What to do:
When a line in the entries below contains the word "cmap", copy that line.

Material shown:

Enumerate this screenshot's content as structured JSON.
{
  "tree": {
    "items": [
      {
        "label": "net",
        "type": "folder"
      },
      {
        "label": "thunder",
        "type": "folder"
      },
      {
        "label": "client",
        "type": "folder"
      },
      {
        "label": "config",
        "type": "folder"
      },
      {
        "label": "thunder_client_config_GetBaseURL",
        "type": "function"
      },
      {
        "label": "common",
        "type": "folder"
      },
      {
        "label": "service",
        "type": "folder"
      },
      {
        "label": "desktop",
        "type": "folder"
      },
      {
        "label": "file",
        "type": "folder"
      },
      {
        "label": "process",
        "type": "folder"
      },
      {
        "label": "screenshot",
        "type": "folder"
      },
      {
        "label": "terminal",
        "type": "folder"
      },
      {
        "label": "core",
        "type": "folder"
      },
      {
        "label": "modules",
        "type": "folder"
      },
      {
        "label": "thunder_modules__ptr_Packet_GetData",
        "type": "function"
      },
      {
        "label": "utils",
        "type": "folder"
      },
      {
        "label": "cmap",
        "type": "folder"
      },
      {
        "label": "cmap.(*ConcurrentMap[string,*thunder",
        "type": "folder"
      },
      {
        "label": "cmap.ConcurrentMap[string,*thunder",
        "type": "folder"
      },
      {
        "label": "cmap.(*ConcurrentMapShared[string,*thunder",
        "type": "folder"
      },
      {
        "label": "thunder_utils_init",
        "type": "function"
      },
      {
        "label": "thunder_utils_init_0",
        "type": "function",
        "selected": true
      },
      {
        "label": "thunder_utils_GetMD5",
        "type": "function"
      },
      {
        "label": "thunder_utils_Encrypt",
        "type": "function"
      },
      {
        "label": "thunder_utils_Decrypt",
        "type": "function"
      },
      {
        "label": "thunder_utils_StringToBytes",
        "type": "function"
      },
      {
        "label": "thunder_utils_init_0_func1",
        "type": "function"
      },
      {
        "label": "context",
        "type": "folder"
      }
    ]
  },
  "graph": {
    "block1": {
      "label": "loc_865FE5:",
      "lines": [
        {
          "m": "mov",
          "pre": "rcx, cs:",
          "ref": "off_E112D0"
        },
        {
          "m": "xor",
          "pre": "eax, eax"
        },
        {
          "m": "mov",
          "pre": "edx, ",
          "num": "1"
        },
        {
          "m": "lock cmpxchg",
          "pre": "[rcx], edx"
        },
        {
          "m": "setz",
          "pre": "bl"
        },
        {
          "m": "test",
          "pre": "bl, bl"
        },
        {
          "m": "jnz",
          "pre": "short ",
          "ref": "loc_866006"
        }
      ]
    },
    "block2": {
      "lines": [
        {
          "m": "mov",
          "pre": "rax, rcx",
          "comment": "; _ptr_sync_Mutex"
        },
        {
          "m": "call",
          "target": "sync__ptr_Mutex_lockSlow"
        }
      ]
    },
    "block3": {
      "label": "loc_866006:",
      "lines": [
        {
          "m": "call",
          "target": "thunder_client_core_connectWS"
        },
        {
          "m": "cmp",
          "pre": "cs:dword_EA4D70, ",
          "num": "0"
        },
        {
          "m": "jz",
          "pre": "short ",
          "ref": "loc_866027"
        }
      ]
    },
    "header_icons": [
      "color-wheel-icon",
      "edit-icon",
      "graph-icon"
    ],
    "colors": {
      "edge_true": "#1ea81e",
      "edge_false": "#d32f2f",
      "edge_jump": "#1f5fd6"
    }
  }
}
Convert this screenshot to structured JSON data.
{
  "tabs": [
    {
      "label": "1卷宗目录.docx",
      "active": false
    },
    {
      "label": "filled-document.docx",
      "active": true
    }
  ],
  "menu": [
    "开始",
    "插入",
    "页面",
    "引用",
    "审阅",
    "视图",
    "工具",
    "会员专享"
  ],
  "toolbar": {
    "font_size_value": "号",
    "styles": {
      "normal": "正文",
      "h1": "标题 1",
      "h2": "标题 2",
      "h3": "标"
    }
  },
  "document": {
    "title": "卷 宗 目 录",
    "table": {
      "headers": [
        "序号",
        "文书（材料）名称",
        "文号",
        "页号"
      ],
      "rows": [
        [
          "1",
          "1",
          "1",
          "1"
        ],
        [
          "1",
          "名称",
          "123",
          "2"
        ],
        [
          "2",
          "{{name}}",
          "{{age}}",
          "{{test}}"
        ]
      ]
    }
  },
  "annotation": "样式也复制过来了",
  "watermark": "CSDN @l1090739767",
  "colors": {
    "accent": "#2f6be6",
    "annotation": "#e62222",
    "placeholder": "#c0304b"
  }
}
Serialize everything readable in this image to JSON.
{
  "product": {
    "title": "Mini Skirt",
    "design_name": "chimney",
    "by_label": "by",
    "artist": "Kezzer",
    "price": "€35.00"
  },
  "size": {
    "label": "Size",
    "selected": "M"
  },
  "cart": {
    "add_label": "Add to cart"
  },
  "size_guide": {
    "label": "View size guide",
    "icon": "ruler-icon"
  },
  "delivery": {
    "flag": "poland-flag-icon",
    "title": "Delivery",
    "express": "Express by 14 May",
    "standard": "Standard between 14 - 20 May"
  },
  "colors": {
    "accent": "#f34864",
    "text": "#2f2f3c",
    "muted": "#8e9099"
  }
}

Result of this task:
        "label": "cmap",
        "label": "cmap.(*ConcurrentMap[string,*thunder",
        "label": "cmap.ConcurrentMap[string,*thunder",
        "label": "cmap.(*ConcurrentMapShared[string,*thunder",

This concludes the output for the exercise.